"No," was the reply. "I think this man has come alive. And haven't you heard that there are others who have also risen after being dead a long time?"

Suddenly the peace was broken - priests from the Temple were climbing the hill. Despair hit the soldiers for what could they say.

"What have you done with him?" demanded the leader, his face livid with indignation. "We told you to take care. Tell us so that we can be assured he is dead."

"He is gone." The soldier's voice was guarded; it warned the priests that soldiers were Romans and should not be approached except through their officers.

Asserting his authority the leader held out his hand. "Tell us, was he stolen away?" he demanded.

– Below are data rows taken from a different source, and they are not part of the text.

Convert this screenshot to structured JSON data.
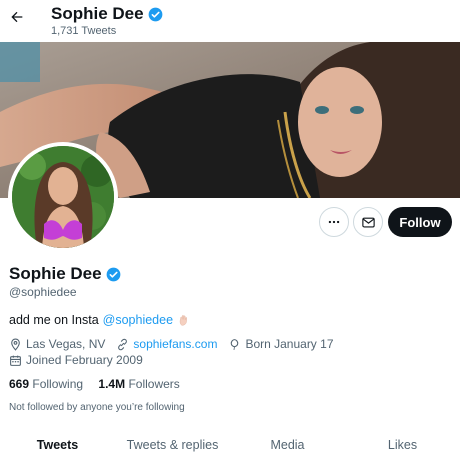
{
  "header": {
    "name": "Sophie Dee",
    "tweet_count": "1,731 Tweets"
  },
  "actions": {
    "follow_label": "Follow"
  },
  "profile": {
    "name": "Sophie Dee",
    "handle": "@sophiedee",
    "bio_text": "add me on Insta",
    "bio_mention": "@sophiedee",
    "location": "Las Vegas, NV",
    "website": "sophiefans.com",
    "birthday": "Born January 17",
    "joined": "Joined February 2009",
    "following_count": "669",
    "following_label": "Following",
    "followers_count": "1.4M",
    "followers_label": "Followers",
    "not_followed": "Not followed by anyone you’re following"
  },
  "tabs": [
    {
      "label": "Tweets",
      "active": true
    },
    {
      "label": "Tweets & replies",
      "active": false
    },
    {
      "label": "Media",
      "active": false
    },
    {
      "label": "Likes",
      "active": false
    }
  ],
  "colors": {
    "accent": "#1d9bf0",
    "text": "#0f1419",
    "secondary": "#536471",
    "follow_bg": "#0f1419"
  },
  "icons": [
    "back-arrow-icon",
    "verified-badge-icon",
    "more-icon",
    "message-icon",
    "location-icon",
    "link-icon",
    "birthday-icon",
    "calendar-icon",
    "hand-emoji-icon"
  ]
}
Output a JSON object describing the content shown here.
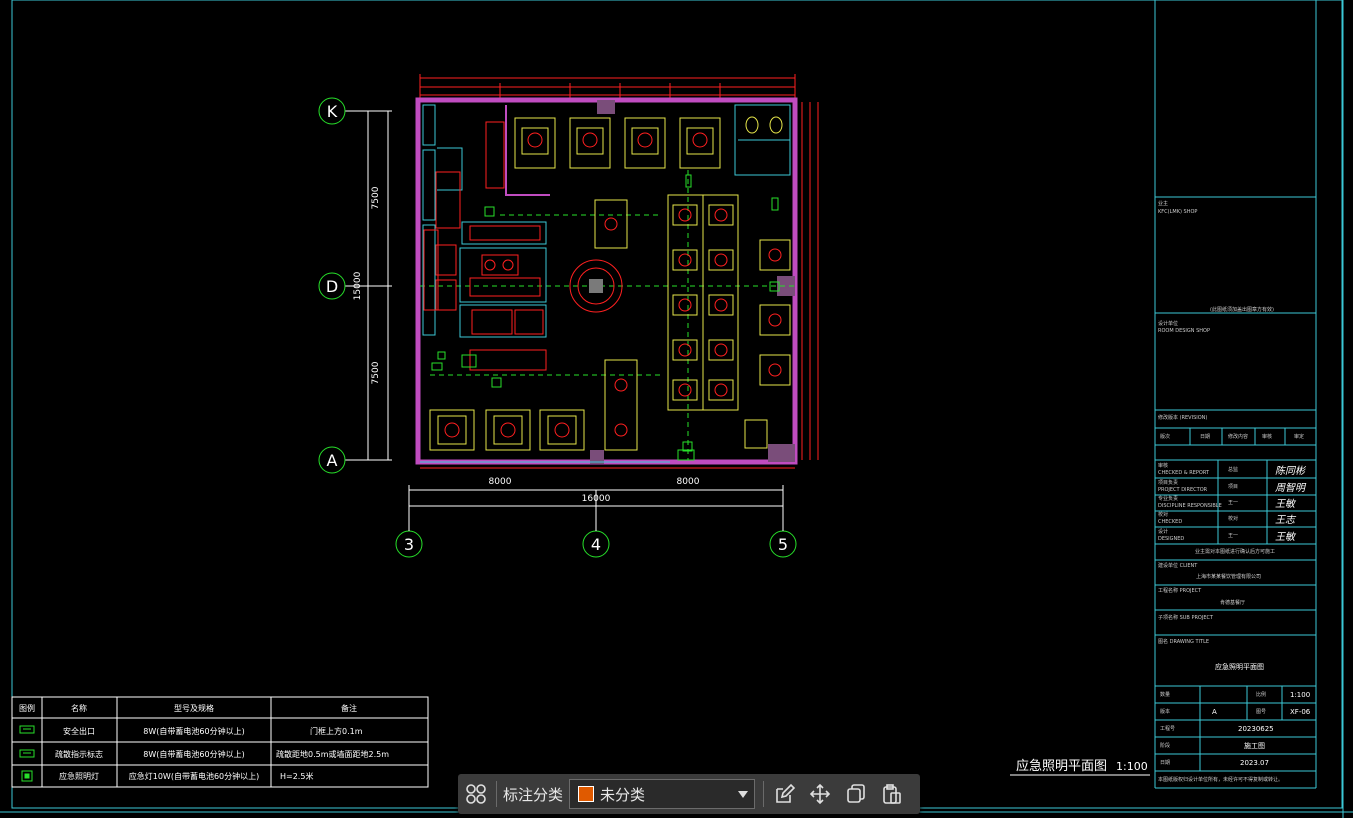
{
  "drawing": {
    "axis_labels": {
      "k": "K",
      "d": "D",
      "a": "A",
      "c3": "3",
      "c4": "4",
      "c5": "5"
    },
    "dims": {
      "left_top": "7500",
      "left_mid": "15000",
      "left_bot": "7500",
      "bottom_left": "8000",
      "bottom_total": "16000",
      "bottom_right": "8000"
    },
    "title_text": "应急照明平面图",
    "scale_text": "1:100"
  },
  "legend": {
    "headers": [
      "图例",
      "名称",
      "型号及规格",
      "备注"
    ],
    "rows": [
      {
        "name": "安全出口",
        "spec": "8W(自带蓄电池60分钟以上)",
        "note": "门框上方0.1m"
      },
      {
        "name": "疏散指示标志",
        "spec": "8W(自带蓄电池60分钟以上)",
        "note": "疏散距地0.5m或墙面距地2.5m"
      },
      {
        "name": "应急照明灯",
        "spec": "应急灯10W(自带蓄电池60分钟以上)",
        "note": "H=2.5米"
      }
    ]
  },
  "titleblock": {
    "owner_label": "业主",
    "owner_value": "KFC(LMK) SHOP",
    "stamp_note": "(此图纸须加盖出图章方有效)",
    "design_unit_label": "设计单位",
    "design_unit_value": "ROOM DESIGN SHOP",
    "revision_label": "修改版本 (REVISION)",
    "rev_headers": [
      "版次",
      "日期",
      "修改内容",
      "审核",
      "审定"
    ],
    "staff": [
      {
        "role": "审核",
        "sub": "CHECKED & REPORT",
        "title": "总监",
        "sign": "陈同彬"
      },
      {
        "role": "项目负责",
        "sub": "PROJECT DIRECTOR",
        "title": "项目",
        "sign": "周智明"
      },
      {
        "role": "专业负责",
        "sub": "DISCIPLINE RESPONSIBLE",
        "title": "王一",
        "sign": "王敏"
      },
      {
        "role": "校对",
        "sub": "CHECKED",
        "title": "校对",
        "sign": "王志"
      },
      {
        "role": "设计",
        "sub": "DESIGNED",
        "title": "王一",
        "sign": "王敏"
      }
    ],
    "client_note": "业主需对本图纸进行确认后方可施工",
    "client_label": "建设单位 CLIENT",
    "client_value": "上海市某某餐饮管理有限公司",
    "project_label": "工程名称 PROJECT",
    "project_value": "肯德基餐厅",
    "subproject_label": "子项名称 SUB PROJECT",
    "drawing_title_label": "图名 DRAWING TITLE",
    "drawing_title_value": "应急照明平面图",
    "quantity_label": "数量",
    "scale_label": "比例",
    "scale_value": "1:100",
    "version_label": "版本",
    "version_value": "A",
    "drawing_no_label": "图号",
    "drawing_no_value": "XF-06",
    "project_no_label": "工程号",
    "project_no_value": "20230625",
    "stage_label": "阶段",
    "stage_value": "施工图",
    "date_label": "日期",
    "date_value": "2023.07",
    "footer_note": "本图纸版权归设计单位所有，未经许可不得复制或转让。"
  },
  "toolbar": {
    "label": "标注分类",
    "selected": "未分类",
    "swatch_color": "#e05a00"
  },
  "colors": {
    "wall": "#c04cc0",
    "cyan": "#3bc9d6",
    "red": "#ff2020",
    "yellow": "#e6e64a",
    "green": "#27e02a",
    "white": "#ffffff"
  }
}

The soldier shook his head and spoke of the light he had seen and of the stone that had been rolled away by an angel in white.

"You are drunk!" the priests accused. With one voice they disclaimed the truth but to convince themselves they bribed the soldiers to keep quiet and to speak of nothing they had seen.

Knowing the power of life and death that the priests wielded, the soldiers took the money and spread the lie they had been told. The disciples and Mary Magdalene knew the truth; they spoke of it and of the Master's return to them. Word passed from one to the other but the priests subdued the words and hounded the people who spoke them. The Romans killed but it was the priests who ordered the way of death and discredited the innocent by calling them guilty.

Bitter death has been their portion

Throughout the many years that have followed the guilt of the crucifixion remains, and just as the Jews harassed the innocent, so have they found harassment a part of their daily lives. Bitter death has been their portion but still the priests lie. Their victims in all countries, crying to be released, find adamant those who hold them in check. Meanwhile, because death is honoured more than life, man believes it right that Jesus was cruelly murdered; he is continually mutilated again and again by the beliefs of those on earth who hold him as a sacrifice.

Can we believe today that anyone of goodness would revenge the death of a man that he had sent to be a sacrifice? If Jesus was ordained to die, why was it that both Pilate and Herod, each in their own way, suffered madness following his death? And why was Jerusalem later raised to the ground?

Indeed, Jerusalem was raised to the ground, and all who were given money to save the name of religion died. Their families died also, but religion still thrives on a snug and seemingly safe entry into heaven. What of the words of Jesus - are they still to be disputed? "I am the light of the world," he said. "No man cometh unto the father but by me." His dead body gives but little; the Christ Spirit gives much. The mind is of light and can spread to all men, and through the use of it heaven within is found.

Peace is not subject to outside conditions. Being at peace the inner man can use mind to bless himself, for mind is of truth. To lie is to be untrue to oneself and peace can never come because of it. Untruth brings untruth; sickness and death is the reward for it, for where there is continuing untruth the soul dies, and from then on man cannot find protection for himself or for his own.

The body dies; it lives again! When this is known the blessing of truth will be found. Jesus died but he is not a whipping boy for you! You are part of the light and must follow the way of truth. In Jesus the truth in man was revealed. Can you see it? Are you still and are you able to find the love as Jesus himself had? This is what he taught and this is what we can believe!

© Gladys Franklin, September 1983